**Assignment**
Copy every record below exactly, leaving out any pictures.
^^^^^^^^
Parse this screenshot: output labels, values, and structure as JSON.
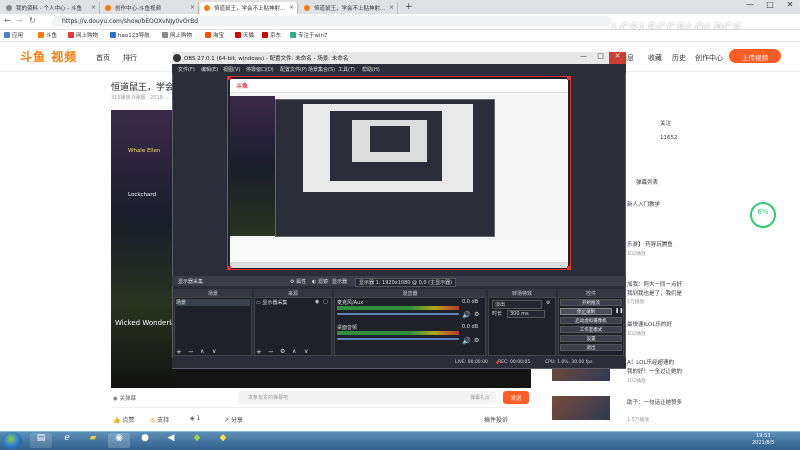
{
  "browser": {
    "tabs": [
      {
        "label": "我的资料 - 个人中心 - 斗鱼",
        "active": false
      },
      {
        "label": "创作中心-斗鱼视频",
        "active": false
      },
      {
        "label": "恒道鼠王，学会不上贴神射...",
        "active": true
      },
      {
        "label": "恒道鼠王，学会不上贴神射...",
        "active": false
      }
    ],
    "new_tab": "+",
    "url": "https://v.douyu.com/show/bEOOXvNJy0vOrBd",
    "watermark": "LCSLECCBLOLPCS",
    "window_controls": [
      "—",
      "□",
      "✕"
    ],
    "bookmarks": [
      "应用",
      "斗鱼",
      "网上购物",
      "hao123导航",
      "网上购物",
      "淘宝",
      "天猫",
      "京东",
      "专注于win7"
    ]
  },
  "site": {
    "logo_main": "斗鱼",
    "logo_sub": "视频",
    "nav": [
      "首页",
      "排行"
    ],
    "right_nav": [
      "消息",
      "收藏",
      "历史",
      "创作中心"
    ],
    "upload_label": "上传视频",
    "video_title": "恒道鼠王，学会不...",
    "video_meta": "315播放·0弹幕 · 2018-..."
  },
  "player": {
    "overlay_names": [
      "Whale Ellen",
      "Lockchard"
    ],
    "overlay_text": "Wicked Wonderla",
    "danmu_placeholder": "发条有爱的弹幕吧",
    "danmu_rules": "弹幕礼仪",
    "send_label": "发送",
    "actions": [
      "点赞",
      "鱼丸",
      "支持",
      "1",
      "分享"
    ],
    "share_count": "",
    "report": "稿件投诉"
  },
  "right_panel": {
    "items": [
      {
        "title": "关注",
        "sub": ""
      },
      {
        "title": "11652",
        "sub": ""
      },
      {
        "title": "弹幕列表",
        "sub": ""
      },
      {
        "title": "新人入门教学",
        "sub": ""
      },
      {
        "title": "乐游】 药导玩腾鱼",
        "sub": "102播放"
      },
      {
        "title": "加我：阿大一同一点好",
        "sub": "1万播放"
      },
      {
        "title": "我到我也是了，我们是",
        "sub": ""
      },
      {
        "title": "最快速ILOL乐的好",
        "sub": "102播放"
      },
      {
        "title": "A！LOL乐经超速的",
        "sub": "102播放"
      },
      {
        "title": "我的好！一全过让她的",
        "sub": "102播放"
      },
      {
        "title": "助子：一句话让她赞多",
        "sub": "1.5万播放"
      }
    ],
    "progress_ring": "6%",
    "progress_ring_value": 0.06
  },
  "obs": {
    "title": "OBS 27.0.1 (64-bit, windows) - 配置文件: 未命名 - 场景: 未命名",
    "menu": [
      "文件(F)",
      "编辑(E)",
      "视图(V)",
      "停靠窗口(D)",
      "配置文件(P)",
      "场景集合(S)",
      "工具(T)",
      "帮助(H)"
    ],
    "scene_bar": [
      "显示器采集",
      "属性",
      "滤镜",
      "显示器",
      "显示器 1: 1920x1080 @ 0,0 (主显示器)"
    ],
    "docks": {
      "scenes": {
        "header": "场景",
        "items": [
          "场景"
        ]
      },
      "sources": {
        "header": "来源",
        "items": [
          "显示器采集"
        ]
      },
      "mixer": {
        "header": "混音器",
        "channels": [
          {
            "name": "麦克风/Aux",
            "db": "0.0 dB"
          },
          {
            "name": "桌面音频",
            "db": "0.0 dB"
          }
        ]
      },
      "transitions": {
        "header": "转场特效",
        "type": "淡出",
        "duration_label": "时长",
        "duration": "300 ms"
      },
      "controls": {
        "header": "控件",
        "buttons": [
          "开始推流",
          "停止录制",
          "启动虚拟摄像机",
          "工作室模式",
          "设置",
          "退出"
        ]
      }
    },
    "status": [
      "LIVE: 00:00:00",
      "REC: 00:00:05",
      "CPU: 1.0%, 30.00 fps"
    ]
  },
  "taskbar": {
    "apps": [
      "explorer",
      "ie",
      "folder",
      "chrome",
      "obs",
      "media",
      "chat",
      "game"
    ],
    "clock_time": "19:53",
    "clock_date": "2021/8/5"
  }
}
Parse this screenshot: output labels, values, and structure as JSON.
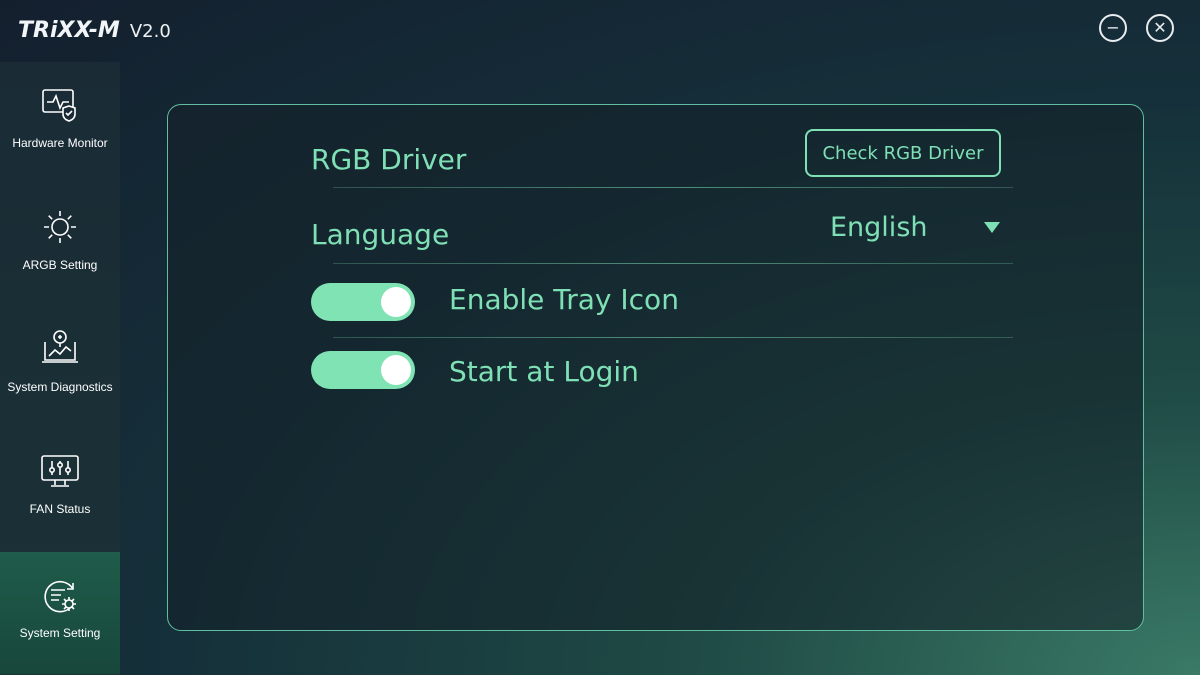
{
  "app": {
    "brand": "TRiXX-M",
    "version": "V2.0"
  },
  "window_controls": {
    "minimize_icon": "minus-circle-icon",
    "close_icon": "close-circle-icon"
  },
  "sidebar": {
    "items": [
      {
        "label": "Hardware Monitor",
        "icon": "hardware-monitor-icon",
        "active": false
      },
      {
        "label": "ARGB Setting",
        "icon": "sun-icon",
        "active": false
      },
      {
        "label": "System Diagnostics",
        "icon": "diagnostics-icon",
        "active": false
      },
      {
        "label": "FAN Status",
        "icon": "fan-status-icon",
        "active": false
      },
      {
        "label": "System Setting",
        "icon": "settings-gear-icon",
        "active": true
      }
    ]
  },
  "settings": {
    "rgb_driver_label": "RGB Driver",
    "check_rgb_button": "Check RGB Driver",
    "language_label": "Language",
    "language_value": "English",
    "tray_icon_label": "Enable Tray Icon",
    "tray_icon_enabled": true,
    "start_login_label": "Start at Login",
    "start_login_enabled": true
  },
  "colors": {
    "accent": "#7fe0b5",
    "toggle_on": "#7fe3b4",
    "active_nav": "#1f5c4a"
  }
}
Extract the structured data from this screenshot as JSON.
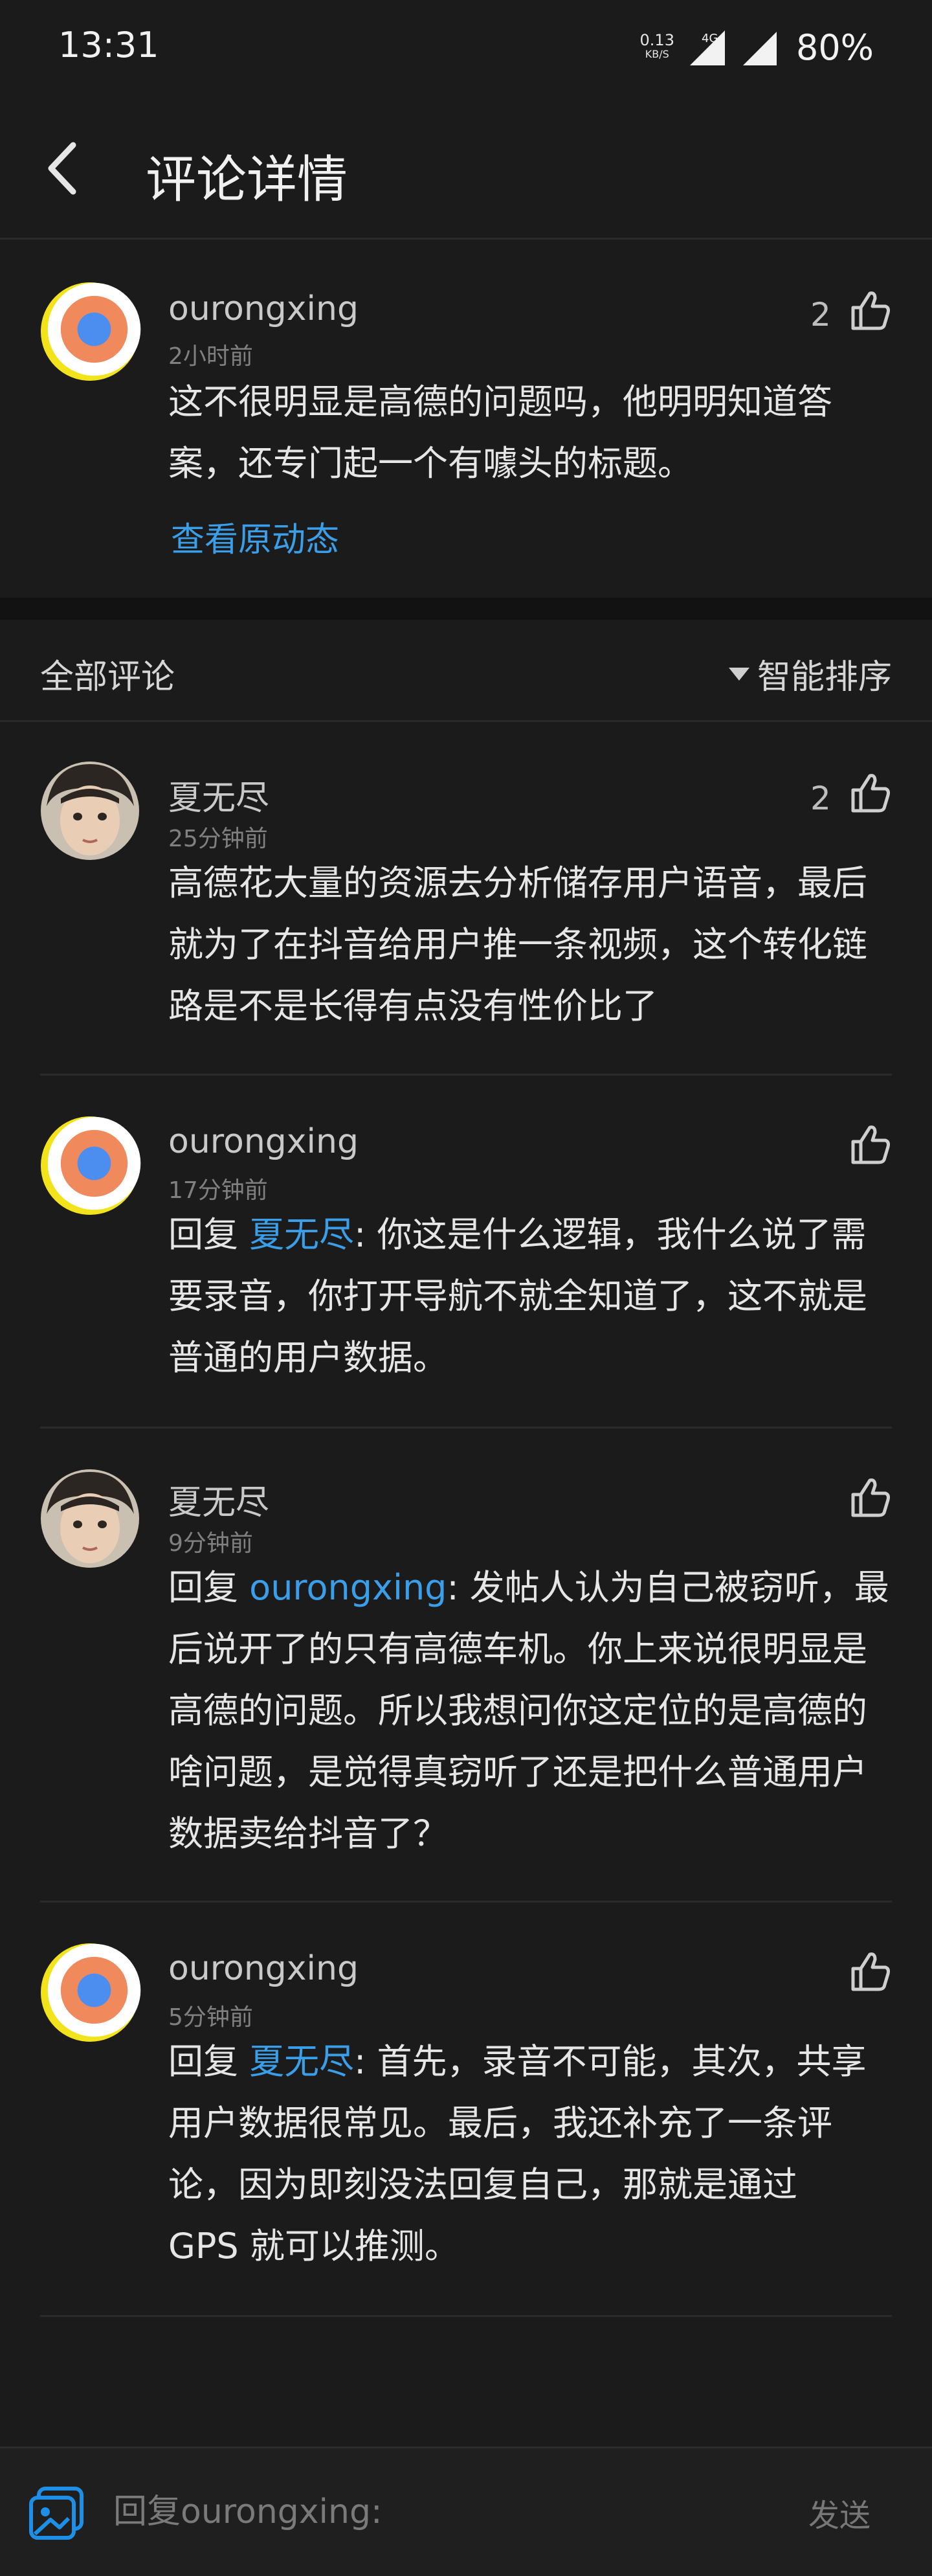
{
  "status_bar": {
    "time": "13:31",
    "net_speed_value": "0.13",
    "net_speed_unit": "KB/S",
    "network_type": "4G",
    "battery": "80%"
  },
  "header": {
    "title": "评论详情",
    "back_icon": "chevron-left-icon"
  },
  "main_comment": {
    "username": "ourongxing",
    "time": "2小时前",
    "like_count": "2",
    "text_line1": "这不很明显是高德的问题吗，他明明知道答",
    "text_line2": "案，还专门起一个有噱头的标题。",
    "view_original": "查看原动态"
  },
  "filter_bar": {
    "title": "全部评论",
    "sort_label": "智能排序"
  },
  "replies": [
    {
      "username": "夏无尽",
      "time": "25分钟前",
      "like_count": "2",
      "line1": "高德花大量的资源去分析储存用户语音，最后",
      "line2": "就为了在抖音给用户推一条视频，这个转化链",
      "line3": "路是不是长得有点没有性价比了"
    },
    {
      "username": "ourongxing",
      "time": "17分钟前",
      "reply_label": "回复",
      "mention": "夏无尽",
      "line1_rest": ": 你这是什么逻辑，我什么说了需",
      "line2": "要录音，你打开导航不就全知道了，这不就是",
      "line3": "普通的用户数据。"
    },
    {
      "username": "夏无尽",
      "time": "9分钟前",
      "reply_label": "回复",
      "mention": "ourongxing",
      "line1_rest": ": 发帖人认为自己被窃听，最",
      "line2": "后说开了的只有高德车机。你上来说很明显是",
      "line3": "高德的问题。所以我想问你这定位的是高德的",
      "line4": "啥问题，是觉得真窃听了还是把什么普通用户",
      "line5": "数据卖给抖音了？"
    },
    {
      "username": "ourongxing",
      "time": "5分钟前",
      "reply_label": "回复",
      "mention": "夏无尽",
      "line1_rest": ": 首先，录音不可能，其次，共享",
      "line2": "用户数据很常见。最后，我还补充了一条评",
      "line3": "论，因为即刻没法回复自己，那就是通过",
      "line4": "GPS 就可以推测。"
    }
  ],
  "composer": {
    "placeholder": "回复ourongxing:",
    "send_label": "发送"
  },
  "colors": {
    "background": "#1b1b1b",
    "accent_link": "#3a9ee8",
    "avatar_yellow": "#f3e31a"
  }
}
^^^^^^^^
**Final answer**
Parse this screenshot: output labels, values, and structure as JSON.
{
  "browser": {
    "tabs": [
      {
        "label": "我的资料 - 个人中心 - 斗鱼",
        "active": false
      },
      {
        "label": "创作中心-斗鱼视频",
        "active": false
      },
      {
        "label": "恒道鼠王，学会不上贴神射...",
        "active": true
      },
      {
        "label": "恒道鼠王，学会不上贴神射...",
        "active": false
      }
    ],
    "new_tab": "+",
    "url": "https://v.douyu.com/show/bEOOXvNJy0vOrBd",
    "watermark": "LCSLECCBLOLPCS",
    "window_controls": [
      "—",
      "□",
      "✕"
    ],
    "bookmarks": [
      "应用",
      "斗鱼",
      "网上购物",
      "hao123导航",
      "网上购物",
      "淘宝",
      "天猫",
      "京东",
      "专注于win7"
    ]
  },
  "site": {
    "logo_main": "斗鱼",
    "logo_sub": "视频",
    "nav": [
      "首页",
      "排行"
    ],
    "right_nav": [
      "消息",
      "收藏",
      "历史",
      "创作中心"
    ],
    "upload_label": "上传视频",
    "video_title": "恒道鼠王，学会不...",
    "video_meta": "315播放·0弹幕 · 2018-..."
  },
  "player": {
    "overlay_names": [
      "Whale Ellen",
      "Lockchard"
    ],
    "overlay_text": "Wicked Wonderla",
    "danmu_placeholder": "发条有爱的弹幕吧",
    "danmu_rules": "弹幕礼仪",
    "send_label": "发送",
    "actions": [
      "点赞",
      "鱼丸",
      "支持",
      "1",
      "分享"
    ],
    "share_count": "",
    "report": "稿件投诉"
  },
  "right_panel": {
    "items": [
      {
        "title": "关注",
        "sub": ""
      },
      {
        "title": "11652",
        "sub": ""
      },
      {
        "title": "弹幕列表",
        "sub": ""
      },
      {
        "title": "新人入门教学",
        "sub": ""
      },
      {
        "title": "乐游】 药导玩腾鱼",
        "sub": "102播放"
      },
      {
        "title": "加我：阿大一同一点好",
        "sub": "1万播放"
      },
      {
        "title": "我到我也是了，我们是",
        "sub": ""
      },
      {
        "title": "最快速ILOL乐的好",
        "sub": "102播放"
      },
      {
        "title": "A！LOL乐经超速的",
        "sub": "102播放"
      },
      {
        "title": "我的好！一全过让她的",
        "sub": "102播放"
      },
      {
        "title": "助子：一句话让她赞多",
        "sub": "1.5万播放"
      }
    ],
    "progress_ring": "6%",
    "progress_ring_value": 0.06
  },
  "obs": {
    "title": "OBS 27.0.1 (64-bit, windows) - 配置文件: 未命名 - 场景: 未命名",
    "menu": [
      "文件(F)",
      "编辑(E)",
      "视图(V)",
      "停靠窗口(D)",
      "配置文件(P)",
      "场景集合(S)",
      "工具(T)",
      "帮助(H)"
    ],
    "scene_bar": [
      "显示器采集",
      "属性",
      "滤镜",
      "显示器",
      "显示器 1: 1920x1080 @ 0,0 (主显示器)"
    ],
    "docks": {
      "scenes": {
        "header": "场景",
        "items": [
          "场景"
        ]
      },
      "sources": {
        "header": "来源",
        "items": [
          "显示器采集"
        ]
      },
      "mixer": {
        "header": "混音器",
        "channels": [
          {
            "name": "麦克风/Aux",
            "db": "0.0 dB"
          },
          {
            "name": "桌面音频",
            "db": "0.0 dB"
          }
        ]
      },
      "transitions": {
        "header": "转场特效",
        "type": "淡出",
        "duration_label": "时长",
        "duration": "300 ms"
      },
      "controls": {
        "header": "控件",
        "buttons": [
          "开始推流",
          "停止录制",
          "启动虚拟摄像机",
          "工作室模式",
          "设置",
          "退出"
        ]
      }
    },
    "status": [
      "LIVE: 00:00:00",
      "REC: 00:00:05",
      "CPU: 1.0%, 30.00 fps"
    ]
  },
  "taskbar": {
    "apps": [
      "explorer",
      "ie",
      "folder",
      "chrome",
      "obs",
      "media",
      "chat",
      "game"
    ],
    "clock_time": "19:53",
    "clock_date": "2021/8/5"
  }
}
Parse this screenshot: output labels, values, and structure as JSON.
{
  "app": {
    "brand": "TRiXX-M",
    "version": "V2.0"
  },
  "window_controls": {
    "minimize_icon": "minus-circle-icon",
    "close_icon": "close-circle-icon"
  },
  "sidebar": {
    "items": [
      {
        "label": "Hardware Monitor",
        "icon": "hardware-monitor-icon",
        "active": false
      },
      {
        "label": "ARGB Setting",
        "icon": "sun-icon",
        "active": false
      },
      {
        "label": "System Diagnostics",
        "icon": "diagnostics-icon",
        "active": false
      },
      {
        "label": "FAN Status",
        "icon": "fan-status-icon",
        "active": false
      },
      {
        "label": "System Setting",
        "icon": "settings-gear-icon",
        "active": true
      }
    ]
  },
  "settings": {
    "rgb_driver_label": "RGB Driver",
    "check_rgb_button": "Check RGB Driver",
    "language_label": "Language",
    "language_value": "English",
    "tray_icon_label": "Enable Tray Icon",
    "tray_icon_enabled": true,
    "start_login_label": "Start at Login",
    "start_login_enabled": true
  },
  "colors": {
    "accent": "#7fe0b5",
    "toggle_on": "#7fe3b4",
    "active_nav": "#1f5c4a"
  }
}
Extract the structured data from this screenshot as JSON.
{
  "status_bar": {
    "time": "13:31",
    "net_speed_value": "0.13",
    "net_speed_unit": "KB/S",
    "network_type": "4G",
    "battery": "80%"
  },
  "header": {
    "title": "评论详情",
    "back_icon": "chevron-left-icon"
  },
  "main_comment": {
    "username": "ourongxing",
    "time": "2小时前",
    "like_count": "2",
    "text_line1": "这不很明显是高德的问题吗，他明明知道答",
    "text_line2": "案，还专门起一个有噱头的标题。",
    "view_original": "查看原动态"
  },
  "filter_bar": {
    "title": "全部评论",
    "sort_label": "智能排序"
  },
  "replies": [
    {
      "username": "夏无尽",
      "time": "25分钟前",
      "like_count": "2",
      "line1": "高德花大量的资源去分析储存用户语音，最后",
      "line2": "就为了在抖音给用户推一条视频，这个转化链",
      "line3": "路是不是长得有点没有性价比了"
    },
    {
      "username": "ourongxing",
      "time": "17分钟前",
      "reply_label": "回复",
      "mention": "夏无尽",
      "line1_rest": ": 你这是什么逻辑，我什么说了需",
      "line2": "要录音，你打开导航不就全知道了，这不就是",
      "line3": "普通的用户数据。"
    },
    {
      "username": "夏无尽",
      "time": "9分钟前",
      "reply_label": "回复",
      "mention": "ourongxing",
      "line1_rest": ": 发帖人认为自己被窃听，最",
      "line2": "后说开了的只有高德车机。你上来说很明显是",
      "line3": "高德的问题。所以我想问你这定位的是高德的",
      "line4": "啥问题，是觉得真窃听了还是把什么普通用户",
      "line5": "数据卖给抖音了？"
    },
    {
      "username": "ourongxing",
      "time": "5分钟前",
      "reply_label": "回复",
      "mention": "夏无尽",
      "line1_rest": ": 首先，录音不可能，其次，共享",
      "line2": "用户数据很常见。最后，我还补充了一条评",
      "line3": "论，因为即刻没法回复自己，那就是通过",
      "line4": "GPS 就可以推测。"
    }
  ],
  "composer": {
    "placeholder": "回复ourongxing:",
    "send_label": "发送"
  },
  "colors": {
    "background": "#1b1b1b",
    "accent_link": "#3a9ee8",
    "avatar_yellow": "#f3e31a"
  }
}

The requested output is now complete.